When copying the data, keep every line exactly the same.

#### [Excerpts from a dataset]

• • • • •

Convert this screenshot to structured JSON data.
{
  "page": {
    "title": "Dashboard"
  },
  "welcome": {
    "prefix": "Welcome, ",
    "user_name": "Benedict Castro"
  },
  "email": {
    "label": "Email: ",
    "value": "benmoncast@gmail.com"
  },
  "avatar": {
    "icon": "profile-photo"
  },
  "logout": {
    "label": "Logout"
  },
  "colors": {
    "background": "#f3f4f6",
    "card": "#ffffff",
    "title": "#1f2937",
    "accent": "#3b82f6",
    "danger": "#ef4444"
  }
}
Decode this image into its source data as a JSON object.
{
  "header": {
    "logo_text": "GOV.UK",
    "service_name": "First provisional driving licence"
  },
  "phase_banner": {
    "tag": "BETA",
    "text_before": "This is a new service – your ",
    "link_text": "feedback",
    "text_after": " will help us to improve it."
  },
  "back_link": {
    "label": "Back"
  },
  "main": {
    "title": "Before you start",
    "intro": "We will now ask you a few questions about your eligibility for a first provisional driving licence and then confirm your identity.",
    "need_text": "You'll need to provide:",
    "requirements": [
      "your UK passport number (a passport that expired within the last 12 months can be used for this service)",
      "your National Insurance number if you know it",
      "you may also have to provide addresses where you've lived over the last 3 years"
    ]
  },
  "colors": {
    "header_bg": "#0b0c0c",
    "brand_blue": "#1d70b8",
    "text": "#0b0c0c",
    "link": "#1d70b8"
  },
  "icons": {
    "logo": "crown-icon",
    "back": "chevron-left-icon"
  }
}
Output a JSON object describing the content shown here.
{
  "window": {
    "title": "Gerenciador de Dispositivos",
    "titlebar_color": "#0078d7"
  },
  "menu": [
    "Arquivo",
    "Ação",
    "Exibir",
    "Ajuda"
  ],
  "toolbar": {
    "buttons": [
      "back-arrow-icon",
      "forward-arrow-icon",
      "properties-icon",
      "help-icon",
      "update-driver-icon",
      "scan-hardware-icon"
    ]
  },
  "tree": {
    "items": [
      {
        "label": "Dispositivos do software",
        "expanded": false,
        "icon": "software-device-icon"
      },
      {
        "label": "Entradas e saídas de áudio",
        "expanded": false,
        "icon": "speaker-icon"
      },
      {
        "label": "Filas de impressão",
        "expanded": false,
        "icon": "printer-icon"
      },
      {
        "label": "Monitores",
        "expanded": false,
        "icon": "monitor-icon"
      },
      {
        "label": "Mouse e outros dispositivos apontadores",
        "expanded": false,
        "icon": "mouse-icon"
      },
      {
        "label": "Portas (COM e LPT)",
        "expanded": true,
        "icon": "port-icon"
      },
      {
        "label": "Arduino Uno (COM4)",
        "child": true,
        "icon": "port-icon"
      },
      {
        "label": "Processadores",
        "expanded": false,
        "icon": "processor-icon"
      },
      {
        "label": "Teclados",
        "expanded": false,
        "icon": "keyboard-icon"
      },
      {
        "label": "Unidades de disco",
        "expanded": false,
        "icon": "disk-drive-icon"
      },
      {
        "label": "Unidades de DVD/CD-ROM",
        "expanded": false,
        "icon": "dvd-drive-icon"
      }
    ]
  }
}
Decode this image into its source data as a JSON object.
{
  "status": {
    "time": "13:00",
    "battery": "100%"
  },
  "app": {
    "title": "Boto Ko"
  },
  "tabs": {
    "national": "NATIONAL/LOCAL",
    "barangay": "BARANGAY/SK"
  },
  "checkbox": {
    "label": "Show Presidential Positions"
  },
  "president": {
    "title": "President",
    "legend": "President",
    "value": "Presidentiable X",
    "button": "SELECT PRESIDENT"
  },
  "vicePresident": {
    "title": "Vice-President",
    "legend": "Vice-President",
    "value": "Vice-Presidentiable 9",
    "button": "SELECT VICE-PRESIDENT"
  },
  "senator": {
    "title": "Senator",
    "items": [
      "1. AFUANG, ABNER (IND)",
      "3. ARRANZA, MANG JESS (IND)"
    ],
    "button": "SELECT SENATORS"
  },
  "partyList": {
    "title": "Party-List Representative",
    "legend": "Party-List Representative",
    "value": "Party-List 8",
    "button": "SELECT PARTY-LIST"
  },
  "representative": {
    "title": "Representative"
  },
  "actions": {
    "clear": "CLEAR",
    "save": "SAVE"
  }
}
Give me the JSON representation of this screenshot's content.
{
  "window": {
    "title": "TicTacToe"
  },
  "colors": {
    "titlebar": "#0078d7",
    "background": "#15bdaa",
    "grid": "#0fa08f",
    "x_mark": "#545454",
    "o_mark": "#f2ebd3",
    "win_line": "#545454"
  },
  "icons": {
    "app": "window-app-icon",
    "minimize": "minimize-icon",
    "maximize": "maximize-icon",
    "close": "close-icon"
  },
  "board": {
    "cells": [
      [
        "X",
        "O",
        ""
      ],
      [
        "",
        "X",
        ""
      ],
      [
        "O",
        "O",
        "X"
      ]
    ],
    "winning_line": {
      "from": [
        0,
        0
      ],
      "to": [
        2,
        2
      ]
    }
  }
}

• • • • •

#### [Finished exercise]
Convert this screenshot to structured JSON data.
{
  "page": {
    "title": "Dashboard"
  },
  "welcome": {
    "prefix": "Welcome, ",
    "user_name": "Benedict Castro"
  },
  "email": {
    "label": "Email: ",
    "value": "benmoncast@gmail.com"
  },
  "avatar": {
    "icon": "profile-photo"
  },
  "logout": {
    "label": "Logout"
  },
  "colors": {
    "background": "#f3f4f6",
    "card": "#ffffff",
    "title": "#1f2937",
    "accent": "#3b82f6",
    "danger": "#ef4444"
  }
}
Decode this image into its source data as a JSON object.
{
  "header": {
    "logo_text": "GOV.UK",
    "service_name": "First provisional driving licence"
  },
  "phase_banner": {
    "tag": "BETA",
    "text_before": "This is a new service – your ",
    "link_text": "feedback",
    "text_after": " will help us to improve it."
  },
  "back_link": {
    "label": "Back"
  },
  "main": {
    "title": "Before you start",
    "intro": "We will now ask you a few questions about your eligibility for a first provisional driving licence and then confirm your identity.",
    "need_text": "You'll need to provide:",
    "requirements": [
      "your UK passport number (a passport that expired within the last 12 months can be used for this service)",
      "your National Insurance number if you know it",
      "you may also have to provide addresses where you've lived over the last 3 years"
    ]
  },
  "colors": {
    "header_bg": "#0b0c0c",
    "brand_blue": "#1d70b8",
    "text": "#0b0c0c",
    "link": "#1d70b8"
  },
  "icons": {
    "logo": "crown-icon",
    "back": "chevron-left-icon"
  }
}
Output a JSON object describing the content shown here.
{
  "window": {
    "title": "Gerenciador de Dispositivos",
    "titlebar_color": "#0078d7"
  },
  "menu": [
    "Arquivo",
    "Ação",
    "Exibir",
    "Ajuda"
  ],
  "toolbar": {
    "buttons": [
      "back-arrow-icon",
      "forward-arrow-icon",
      "properties-icon",
      "help-icon",
      "update-driver-icon",
      "scan-hardware-icon"
    ]
  },
  "tree": {
    "items": [
      {
        "label": "Dispositivos do software",
        "expanded": false,
        "icon": "software-device-icon"
      },
      {
        "label": "Entradas e saídas de áudio",
        "expanded": false,
        "icon": "speaker-icon"
      },
      {
        "label": "Filas de impressão",
        "expanded": false,
        "icon": "printer-icon"
      },
      {
        "label": "Monitores",
        "expanded": false,
        "icon": "monitor-icon"
      },
      {
        "label": "Mouse e outros dispositivos apontadores",
        "expanded": false,
        "icon": "mouse-icon"
      },
      {
        "label": "Portas (COM e LPT)",
        "expanded": true,
        "icon": "port-icon"
      },
      {
        "label": "Arduino Uno (COM4)",
        "child": true,
        "icon": "port-icon"
      },
      {
        "label": "Processadores",
        "expanded": false,
        "icon": "processor-icon"
      },
      {
        "label": "Teclados",
        "expanded": false,
        "icon": "keyboard-icon"
      },
      {
        "label": "Unidades de disco",
        "expanded": false,
        "icon": "disk-drive-icon"
      },
      {
        "label": "Unidades de DVD/CD-ROM",
        "expanded": false,
        "icon": "dvd-drive-icon"
      }
    ]
  }
}
Decode this image into its source data as a JSON object.
{
  "status": {
    "time": "13:00",
    "battery": "100%"
  },
  "app": {
    "title": "Boto Ko"
  },
  "tabs": {
    "national": "NATIONAL/LOCAL",
    "barangay": "BARANGAY/SK"
  },
  "checkbox": {
    "label": "Show Presidential Positions"
  },
  "president": {
    "title": "President",
    "legend": "President",
    "value": "Presidentiable X",
    "button": "SELECT PRESIDENT"
  },
  "vicePresident": {
    "title": "Vice-President",
    "legend": "Vice-President",
    "value": "Vice-Presidentiable 9",
    "button": "SELECT VICE-PRESIDENT"
  },
  "senator": {
    "title": "Senator",
    "items": [
      "1. AFUANG, ABNER (IND)",
      "3. ARRANZA, MANG JESS (IND)"
    ],
    "button": "SELECT SENATORS"
  },
  "partyList": {
    "title": "Party-List Representative",
    "legend": "Party-List Representative",
    "value": "Party-List 8",
    "button": "SELECT PARTY-LIST"
  },
  "representative": {
    "title": "Representative"
  },
  "actions": {
    "clear": "CLEAR",
    "save": "SAVE"
  }
}
Give me the JSON representation of this screenshot's content.
{
  "window": {
    "title": "TicTacToe"
  },
  "colors": {
    "titlebar": "#0078d7",
    "background": "#15bdaa",
    "grid": "#0fa08f",
    "x_mark": "#545454",
    "o_mark": "#f2ebd3",
    "win_line": "#545454"
  },
  "icons": {
    "app": "window-app-icon",
    "minimize": "minimize-icon",
    "maximize": "maximize-icon",
    "close": "close-icon"
  },
  "board": {
    "cells": [
      [
        "X",
        "O",
        ""
      ],
      [
        "",
        "X",
        ""
      ],
      [
        "O",
        "O",
        "X"
      ]
    ],
    "winning_line": {
      "from": [
        0,
        0
      ],
      "to": [
        2,
        2
      ]
    }
  }
}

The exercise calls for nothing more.